▶ [TASK DETAILS]
Using the data below, gather each line that includes the word "close".

▶ [DATA FOR REVIEW]
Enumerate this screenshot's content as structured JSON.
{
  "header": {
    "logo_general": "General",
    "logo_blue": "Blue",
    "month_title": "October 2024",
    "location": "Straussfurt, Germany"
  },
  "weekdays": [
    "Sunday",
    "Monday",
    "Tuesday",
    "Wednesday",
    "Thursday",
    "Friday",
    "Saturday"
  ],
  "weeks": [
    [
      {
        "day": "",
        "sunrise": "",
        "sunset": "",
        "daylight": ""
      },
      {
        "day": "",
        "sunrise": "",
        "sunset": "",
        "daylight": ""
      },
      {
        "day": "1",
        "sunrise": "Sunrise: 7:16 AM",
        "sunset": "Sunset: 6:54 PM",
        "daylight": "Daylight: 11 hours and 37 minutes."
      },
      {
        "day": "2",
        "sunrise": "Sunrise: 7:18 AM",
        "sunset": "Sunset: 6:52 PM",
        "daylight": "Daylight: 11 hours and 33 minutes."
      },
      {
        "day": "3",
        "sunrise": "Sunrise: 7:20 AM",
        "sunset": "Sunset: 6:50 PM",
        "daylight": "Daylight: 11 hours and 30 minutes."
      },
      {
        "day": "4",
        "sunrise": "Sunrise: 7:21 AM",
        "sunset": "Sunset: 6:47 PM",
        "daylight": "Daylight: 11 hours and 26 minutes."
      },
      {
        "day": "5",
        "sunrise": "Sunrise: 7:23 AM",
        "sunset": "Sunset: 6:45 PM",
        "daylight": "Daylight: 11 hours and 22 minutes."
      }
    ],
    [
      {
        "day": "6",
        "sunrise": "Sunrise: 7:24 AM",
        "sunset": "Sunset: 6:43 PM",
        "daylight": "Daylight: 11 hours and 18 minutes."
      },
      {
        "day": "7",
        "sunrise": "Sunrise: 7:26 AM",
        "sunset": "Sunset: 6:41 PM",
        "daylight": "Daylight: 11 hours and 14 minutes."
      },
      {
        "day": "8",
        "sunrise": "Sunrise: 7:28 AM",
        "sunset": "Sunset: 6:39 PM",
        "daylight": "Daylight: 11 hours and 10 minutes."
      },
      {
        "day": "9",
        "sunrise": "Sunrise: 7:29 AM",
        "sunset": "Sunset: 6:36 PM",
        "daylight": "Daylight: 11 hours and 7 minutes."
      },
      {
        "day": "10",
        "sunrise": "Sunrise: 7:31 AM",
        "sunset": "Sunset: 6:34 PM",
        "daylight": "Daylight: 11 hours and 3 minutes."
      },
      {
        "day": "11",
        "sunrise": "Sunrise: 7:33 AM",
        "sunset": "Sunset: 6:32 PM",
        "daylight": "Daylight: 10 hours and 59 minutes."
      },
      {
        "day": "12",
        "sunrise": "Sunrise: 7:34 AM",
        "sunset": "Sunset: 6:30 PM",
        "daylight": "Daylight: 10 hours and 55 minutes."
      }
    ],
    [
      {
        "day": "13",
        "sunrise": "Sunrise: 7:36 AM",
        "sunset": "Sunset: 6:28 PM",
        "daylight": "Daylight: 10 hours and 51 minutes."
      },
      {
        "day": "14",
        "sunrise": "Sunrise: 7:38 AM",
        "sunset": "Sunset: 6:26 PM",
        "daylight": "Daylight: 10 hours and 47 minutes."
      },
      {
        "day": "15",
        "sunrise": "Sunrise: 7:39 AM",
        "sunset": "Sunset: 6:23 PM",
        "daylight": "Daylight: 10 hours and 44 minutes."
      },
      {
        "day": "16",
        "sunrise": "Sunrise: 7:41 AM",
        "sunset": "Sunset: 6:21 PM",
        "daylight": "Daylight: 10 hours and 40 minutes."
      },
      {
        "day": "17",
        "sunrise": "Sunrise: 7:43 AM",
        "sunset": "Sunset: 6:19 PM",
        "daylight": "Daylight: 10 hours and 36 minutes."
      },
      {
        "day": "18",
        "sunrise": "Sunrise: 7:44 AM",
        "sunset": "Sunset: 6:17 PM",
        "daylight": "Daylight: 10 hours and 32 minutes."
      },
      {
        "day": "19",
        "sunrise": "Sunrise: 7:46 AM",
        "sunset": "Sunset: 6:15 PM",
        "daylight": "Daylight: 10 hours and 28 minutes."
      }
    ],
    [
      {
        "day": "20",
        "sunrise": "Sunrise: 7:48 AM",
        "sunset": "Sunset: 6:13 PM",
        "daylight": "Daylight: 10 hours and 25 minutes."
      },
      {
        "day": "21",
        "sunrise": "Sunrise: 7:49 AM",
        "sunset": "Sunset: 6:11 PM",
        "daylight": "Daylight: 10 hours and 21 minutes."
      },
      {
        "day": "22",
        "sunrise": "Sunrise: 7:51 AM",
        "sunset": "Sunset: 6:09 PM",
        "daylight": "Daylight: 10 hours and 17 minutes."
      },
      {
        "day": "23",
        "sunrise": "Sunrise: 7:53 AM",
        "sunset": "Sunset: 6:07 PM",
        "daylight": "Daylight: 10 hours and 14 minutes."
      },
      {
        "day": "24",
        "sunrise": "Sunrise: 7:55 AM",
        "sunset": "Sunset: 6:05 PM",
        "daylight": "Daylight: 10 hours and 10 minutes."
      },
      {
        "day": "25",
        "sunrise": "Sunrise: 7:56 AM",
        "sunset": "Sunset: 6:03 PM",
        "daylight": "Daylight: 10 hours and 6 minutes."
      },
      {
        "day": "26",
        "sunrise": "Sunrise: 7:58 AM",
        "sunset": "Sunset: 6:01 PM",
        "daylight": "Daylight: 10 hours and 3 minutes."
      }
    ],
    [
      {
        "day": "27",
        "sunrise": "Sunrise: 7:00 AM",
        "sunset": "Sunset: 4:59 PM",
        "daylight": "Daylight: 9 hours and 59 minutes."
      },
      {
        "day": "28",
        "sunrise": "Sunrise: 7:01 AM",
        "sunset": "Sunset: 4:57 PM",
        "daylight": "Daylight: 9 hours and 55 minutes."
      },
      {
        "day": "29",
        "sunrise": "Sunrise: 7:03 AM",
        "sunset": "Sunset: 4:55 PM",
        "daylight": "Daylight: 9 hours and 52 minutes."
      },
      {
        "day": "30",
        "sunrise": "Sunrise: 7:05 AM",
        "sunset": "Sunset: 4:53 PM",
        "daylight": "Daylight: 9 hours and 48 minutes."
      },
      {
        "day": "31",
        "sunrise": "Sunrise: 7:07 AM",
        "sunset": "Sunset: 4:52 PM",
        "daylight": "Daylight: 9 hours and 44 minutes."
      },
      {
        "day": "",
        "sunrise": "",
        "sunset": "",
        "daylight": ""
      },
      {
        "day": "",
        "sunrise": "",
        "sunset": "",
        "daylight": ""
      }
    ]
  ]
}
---
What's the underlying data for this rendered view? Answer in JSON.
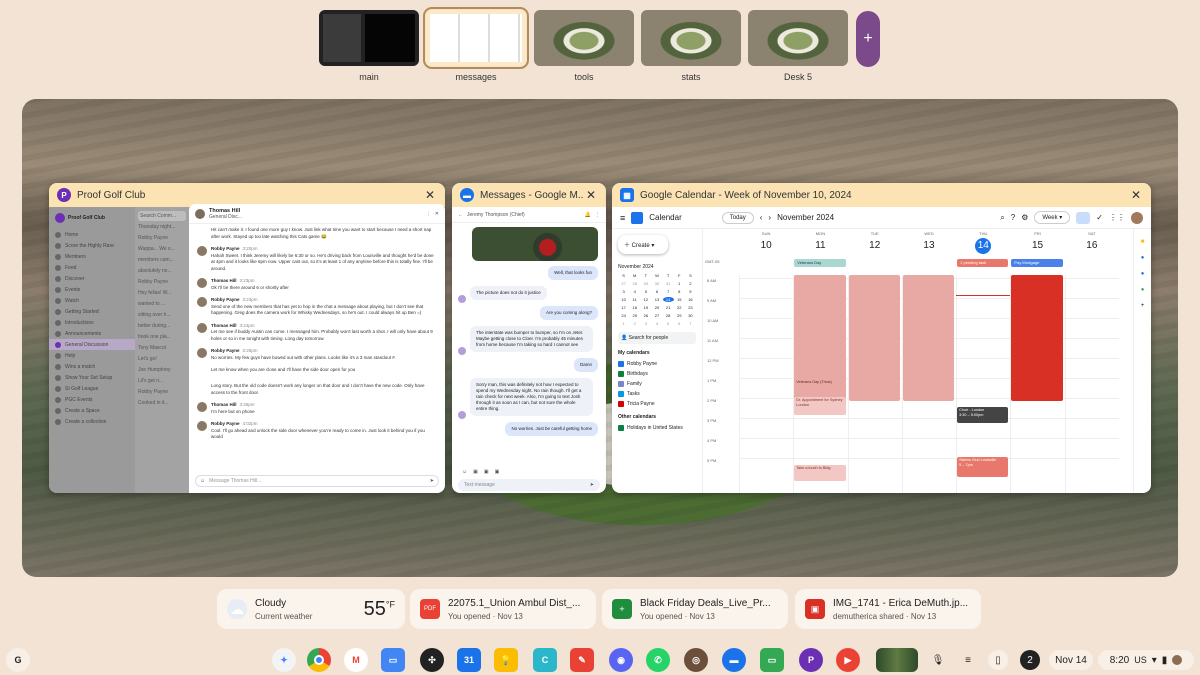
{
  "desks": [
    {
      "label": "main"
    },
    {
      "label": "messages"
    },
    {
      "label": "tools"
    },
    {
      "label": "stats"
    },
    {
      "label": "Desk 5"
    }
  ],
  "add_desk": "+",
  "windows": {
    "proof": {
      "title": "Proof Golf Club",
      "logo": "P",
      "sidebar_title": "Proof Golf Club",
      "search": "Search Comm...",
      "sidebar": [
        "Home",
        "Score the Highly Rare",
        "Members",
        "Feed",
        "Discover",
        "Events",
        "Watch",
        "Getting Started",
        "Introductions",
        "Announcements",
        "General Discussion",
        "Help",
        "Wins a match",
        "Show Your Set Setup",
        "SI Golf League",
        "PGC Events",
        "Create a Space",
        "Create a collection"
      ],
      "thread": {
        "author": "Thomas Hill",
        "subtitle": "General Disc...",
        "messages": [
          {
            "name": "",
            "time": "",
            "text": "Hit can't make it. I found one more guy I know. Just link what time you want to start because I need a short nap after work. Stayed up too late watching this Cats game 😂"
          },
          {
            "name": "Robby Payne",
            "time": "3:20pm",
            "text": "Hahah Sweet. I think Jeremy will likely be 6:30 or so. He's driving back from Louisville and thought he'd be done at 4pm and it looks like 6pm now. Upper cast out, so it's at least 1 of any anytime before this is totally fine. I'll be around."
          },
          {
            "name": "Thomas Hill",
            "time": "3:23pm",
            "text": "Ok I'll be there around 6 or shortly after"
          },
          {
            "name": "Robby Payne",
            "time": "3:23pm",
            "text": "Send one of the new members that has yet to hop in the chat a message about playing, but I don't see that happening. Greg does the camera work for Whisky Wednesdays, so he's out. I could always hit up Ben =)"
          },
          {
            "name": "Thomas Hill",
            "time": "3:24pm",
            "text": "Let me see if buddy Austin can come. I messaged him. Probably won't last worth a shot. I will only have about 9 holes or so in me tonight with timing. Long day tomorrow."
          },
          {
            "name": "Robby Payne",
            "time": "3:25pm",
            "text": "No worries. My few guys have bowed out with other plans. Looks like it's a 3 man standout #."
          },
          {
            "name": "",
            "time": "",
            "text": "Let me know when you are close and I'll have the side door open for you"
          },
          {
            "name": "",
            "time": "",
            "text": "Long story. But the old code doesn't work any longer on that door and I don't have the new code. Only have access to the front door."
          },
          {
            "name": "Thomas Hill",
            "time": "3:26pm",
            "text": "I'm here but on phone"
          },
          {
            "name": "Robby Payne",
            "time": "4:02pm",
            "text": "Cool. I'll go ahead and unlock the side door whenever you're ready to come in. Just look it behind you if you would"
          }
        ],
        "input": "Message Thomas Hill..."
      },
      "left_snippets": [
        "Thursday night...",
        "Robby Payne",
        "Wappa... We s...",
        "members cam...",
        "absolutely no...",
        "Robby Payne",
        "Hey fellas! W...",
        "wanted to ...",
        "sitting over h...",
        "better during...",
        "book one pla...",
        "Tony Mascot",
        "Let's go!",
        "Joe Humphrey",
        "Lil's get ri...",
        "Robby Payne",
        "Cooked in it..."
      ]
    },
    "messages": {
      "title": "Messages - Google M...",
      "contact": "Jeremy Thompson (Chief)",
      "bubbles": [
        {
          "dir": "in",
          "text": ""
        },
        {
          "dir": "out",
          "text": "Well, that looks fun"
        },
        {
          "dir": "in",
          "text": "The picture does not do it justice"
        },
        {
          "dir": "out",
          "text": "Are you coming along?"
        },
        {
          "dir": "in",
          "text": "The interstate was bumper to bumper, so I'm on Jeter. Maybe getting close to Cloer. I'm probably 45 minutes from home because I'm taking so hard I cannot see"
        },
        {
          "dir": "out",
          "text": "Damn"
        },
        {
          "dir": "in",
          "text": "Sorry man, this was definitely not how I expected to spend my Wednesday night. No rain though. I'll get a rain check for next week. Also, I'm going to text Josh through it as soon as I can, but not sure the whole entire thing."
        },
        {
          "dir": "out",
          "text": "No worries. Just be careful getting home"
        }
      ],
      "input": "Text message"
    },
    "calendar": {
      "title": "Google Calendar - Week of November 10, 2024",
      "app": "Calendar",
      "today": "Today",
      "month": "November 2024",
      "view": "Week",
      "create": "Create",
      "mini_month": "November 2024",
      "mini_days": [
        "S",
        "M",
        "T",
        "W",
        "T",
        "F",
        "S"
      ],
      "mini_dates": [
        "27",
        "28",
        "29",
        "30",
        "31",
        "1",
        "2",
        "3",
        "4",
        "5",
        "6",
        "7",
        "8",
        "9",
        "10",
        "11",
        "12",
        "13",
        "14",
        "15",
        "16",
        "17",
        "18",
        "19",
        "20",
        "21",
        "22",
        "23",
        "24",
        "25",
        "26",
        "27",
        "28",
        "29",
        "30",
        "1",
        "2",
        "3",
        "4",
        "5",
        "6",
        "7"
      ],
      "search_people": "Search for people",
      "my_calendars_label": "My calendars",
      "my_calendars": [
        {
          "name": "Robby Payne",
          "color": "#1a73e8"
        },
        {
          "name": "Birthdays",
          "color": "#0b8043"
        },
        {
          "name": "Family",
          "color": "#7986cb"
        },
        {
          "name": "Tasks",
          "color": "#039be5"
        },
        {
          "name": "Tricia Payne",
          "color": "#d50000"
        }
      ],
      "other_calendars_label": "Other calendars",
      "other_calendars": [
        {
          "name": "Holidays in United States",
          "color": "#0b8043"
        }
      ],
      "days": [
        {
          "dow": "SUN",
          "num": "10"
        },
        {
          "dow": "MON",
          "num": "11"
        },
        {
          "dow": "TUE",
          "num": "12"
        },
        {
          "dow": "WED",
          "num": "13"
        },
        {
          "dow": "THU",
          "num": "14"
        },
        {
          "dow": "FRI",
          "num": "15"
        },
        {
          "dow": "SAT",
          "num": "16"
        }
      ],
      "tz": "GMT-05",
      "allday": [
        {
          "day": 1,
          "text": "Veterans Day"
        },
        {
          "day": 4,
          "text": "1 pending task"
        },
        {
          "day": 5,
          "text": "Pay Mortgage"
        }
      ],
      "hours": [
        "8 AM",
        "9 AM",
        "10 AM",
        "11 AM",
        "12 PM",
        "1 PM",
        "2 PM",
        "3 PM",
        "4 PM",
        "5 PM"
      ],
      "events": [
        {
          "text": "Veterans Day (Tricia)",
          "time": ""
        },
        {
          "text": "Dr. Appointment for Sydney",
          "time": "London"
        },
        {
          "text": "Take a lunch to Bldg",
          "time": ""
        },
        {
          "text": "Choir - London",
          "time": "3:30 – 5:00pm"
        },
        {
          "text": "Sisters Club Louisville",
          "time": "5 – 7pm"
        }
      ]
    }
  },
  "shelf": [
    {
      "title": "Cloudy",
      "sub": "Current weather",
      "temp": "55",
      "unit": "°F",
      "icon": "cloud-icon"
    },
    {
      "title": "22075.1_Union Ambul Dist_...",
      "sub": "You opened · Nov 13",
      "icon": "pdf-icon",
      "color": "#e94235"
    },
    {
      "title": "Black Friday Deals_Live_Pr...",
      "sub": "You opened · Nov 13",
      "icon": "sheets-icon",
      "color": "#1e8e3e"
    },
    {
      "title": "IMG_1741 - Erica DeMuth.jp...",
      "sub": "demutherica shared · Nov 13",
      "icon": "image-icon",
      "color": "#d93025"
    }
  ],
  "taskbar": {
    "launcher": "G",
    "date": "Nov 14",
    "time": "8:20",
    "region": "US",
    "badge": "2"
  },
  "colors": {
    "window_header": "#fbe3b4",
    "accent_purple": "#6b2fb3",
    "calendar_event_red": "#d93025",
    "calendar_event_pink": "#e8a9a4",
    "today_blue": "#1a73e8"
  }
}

▶ [ANSWER FOR THIS EXERCISE]
            "text": "Let me know when you are close and I'll have the side door open for you"
          "text": "The interstate was bumper to bumper, so I'm on Jeter. Maybe getting close to Cloer. I'm probably 45 minutes from home because I'm taking so hard I cannot see"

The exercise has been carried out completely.